Unless he is fishing the bait deeper than 10 feet, 20-pound Berkley Trilene 100% Fluorocarbon is his choice no matter the water clarity due to the nature of banging the lure and your knot against the bottom with this presentation. While he keeps his setup relatively consistent, the versatility of a swinging jighead is what makes this technique optimal for Warren.

“With this one bait I can cover any depth zone I want,” Warren explained. “One 1/2-ounce wobblehead essentially replaces a box full of crankbaits. It’s effective in zero to five feet of water like a squarebill, excels in the five- to 10-foot zone similar to a mid-depth plug and by dropping down to 17-pound fluorocarbon and slowing your retrieve down you can easily fish it out to more than 15 feet of water.”

Swinging jigheads are not only effective at different depths, but via a wide range of retrieve speeds. Warren traditionally winds a wobblehead slowly to maintain bottom contact, but he’s found as long as his bait bounces the bottom every few feet he can get away with a faster retrieve. In fact, burning a swinging jighead as fast as possible in super skinny water has produced lots of bass for the FLW pro. 

Three places swinging jigheads excel in the early summer

There are three primary structure types Warren looks for when implementing this pattern. Hard bottom is a key ingredient no matter where he is fishing a wobblehead jig. Whether it’s rock, clay, or sand Warren finds the most success by pinpointing the hard bottom areas in relation to these features.


Main lake points and major secondary points are the first place Warren looks to cover water with a swinging jighead after he is confident the fish are in the process of finishing their spawning ritual.

“I really like fishing gradual sloping points that appear featureless to most anglers this time of year,” Warren said. “They don’t look like much and likely don’t receive as much fishing pressure, but they still hold fish. It might take some searching and fan casts to find the hard bottom or sweet spots, but it’s worth it when you do!”

Main lake flats

Main lake flats just outside of major spawning pockets are Warren’s next focal point for his wobblehead formula. Similar to the gradual sloping points, Warren isn’t expecting to find fish everywhere across a vast flat. He looks for bottom transitions or large, out-of-place rocks and makes repetitive casts to these locations.

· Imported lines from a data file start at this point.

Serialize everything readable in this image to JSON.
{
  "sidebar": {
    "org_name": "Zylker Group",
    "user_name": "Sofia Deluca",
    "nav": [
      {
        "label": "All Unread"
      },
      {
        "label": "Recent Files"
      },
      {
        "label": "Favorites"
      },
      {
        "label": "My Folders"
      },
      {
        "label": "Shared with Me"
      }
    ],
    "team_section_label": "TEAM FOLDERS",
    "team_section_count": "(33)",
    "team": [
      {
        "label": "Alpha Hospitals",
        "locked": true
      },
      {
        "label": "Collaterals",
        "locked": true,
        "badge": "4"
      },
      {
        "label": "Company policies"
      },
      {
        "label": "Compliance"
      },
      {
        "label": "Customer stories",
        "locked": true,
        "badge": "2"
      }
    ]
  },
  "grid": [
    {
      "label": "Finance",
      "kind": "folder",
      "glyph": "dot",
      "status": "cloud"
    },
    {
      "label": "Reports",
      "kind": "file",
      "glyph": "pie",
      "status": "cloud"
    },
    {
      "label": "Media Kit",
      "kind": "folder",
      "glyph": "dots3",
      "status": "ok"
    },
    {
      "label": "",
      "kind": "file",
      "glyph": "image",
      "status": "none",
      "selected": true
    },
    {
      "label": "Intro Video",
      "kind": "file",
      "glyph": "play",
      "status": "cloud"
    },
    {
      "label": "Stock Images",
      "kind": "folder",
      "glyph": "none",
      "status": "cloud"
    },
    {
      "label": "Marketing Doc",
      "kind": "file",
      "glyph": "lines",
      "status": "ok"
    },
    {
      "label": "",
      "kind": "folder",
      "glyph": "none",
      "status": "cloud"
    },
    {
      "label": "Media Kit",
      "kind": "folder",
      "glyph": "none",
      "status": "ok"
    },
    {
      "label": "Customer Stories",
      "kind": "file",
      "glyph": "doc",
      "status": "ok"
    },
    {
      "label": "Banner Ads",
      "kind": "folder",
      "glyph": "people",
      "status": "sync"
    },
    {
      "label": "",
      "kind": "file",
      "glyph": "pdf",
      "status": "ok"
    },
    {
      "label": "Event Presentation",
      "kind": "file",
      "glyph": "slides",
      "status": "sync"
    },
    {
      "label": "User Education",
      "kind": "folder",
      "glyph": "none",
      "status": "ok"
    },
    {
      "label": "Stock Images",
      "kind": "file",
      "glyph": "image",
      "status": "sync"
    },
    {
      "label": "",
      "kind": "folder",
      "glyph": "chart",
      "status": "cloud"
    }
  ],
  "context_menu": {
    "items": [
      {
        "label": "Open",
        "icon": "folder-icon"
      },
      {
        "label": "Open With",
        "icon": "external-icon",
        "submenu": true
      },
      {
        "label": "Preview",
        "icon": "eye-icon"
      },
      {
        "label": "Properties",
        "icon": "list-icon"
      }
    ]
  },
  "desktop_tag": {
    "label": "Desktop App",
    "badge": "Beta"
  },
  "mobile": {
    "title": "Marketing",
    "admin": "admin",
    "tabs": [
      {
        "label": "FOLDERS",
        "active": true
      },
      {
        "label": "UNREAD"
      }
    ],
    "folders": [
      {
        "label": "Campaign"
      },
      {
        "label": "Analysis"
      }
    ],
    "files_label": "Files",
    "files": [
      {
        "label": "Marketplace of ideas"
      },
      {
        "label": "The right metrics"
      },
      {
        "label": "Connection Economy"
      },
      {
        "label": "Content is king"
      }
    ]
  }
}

One cluster of large boulders on a rock flat or a patch of pea gravel on a clay point can concentrate huge numbers of bass into one small area. These are the kinds of places Warren searches for.

Current seams / eddies

The last area Warren concentrates on comes into play when he is fishing the main channel of a river or runs up to the riverine section of a lake; eddies and current seams. Tommy Biffle won a Bassmaster Elite Series event on the Mississippi River employing this pattern and Warren took notice.

“Anywhere current positions bass in a river is a perfect place for a wobblehead,” Warren said. “Biffle laid the ground work on how to fish a hardhead in a river and it flat catches them. Bass will load up on the backside of islands, turns in the river, or behind jetties; basically anywhere they can get out of the current. It’s also much easier to maintain bottom contact and fish in the current with a heavy wobblehead versus other presentations.”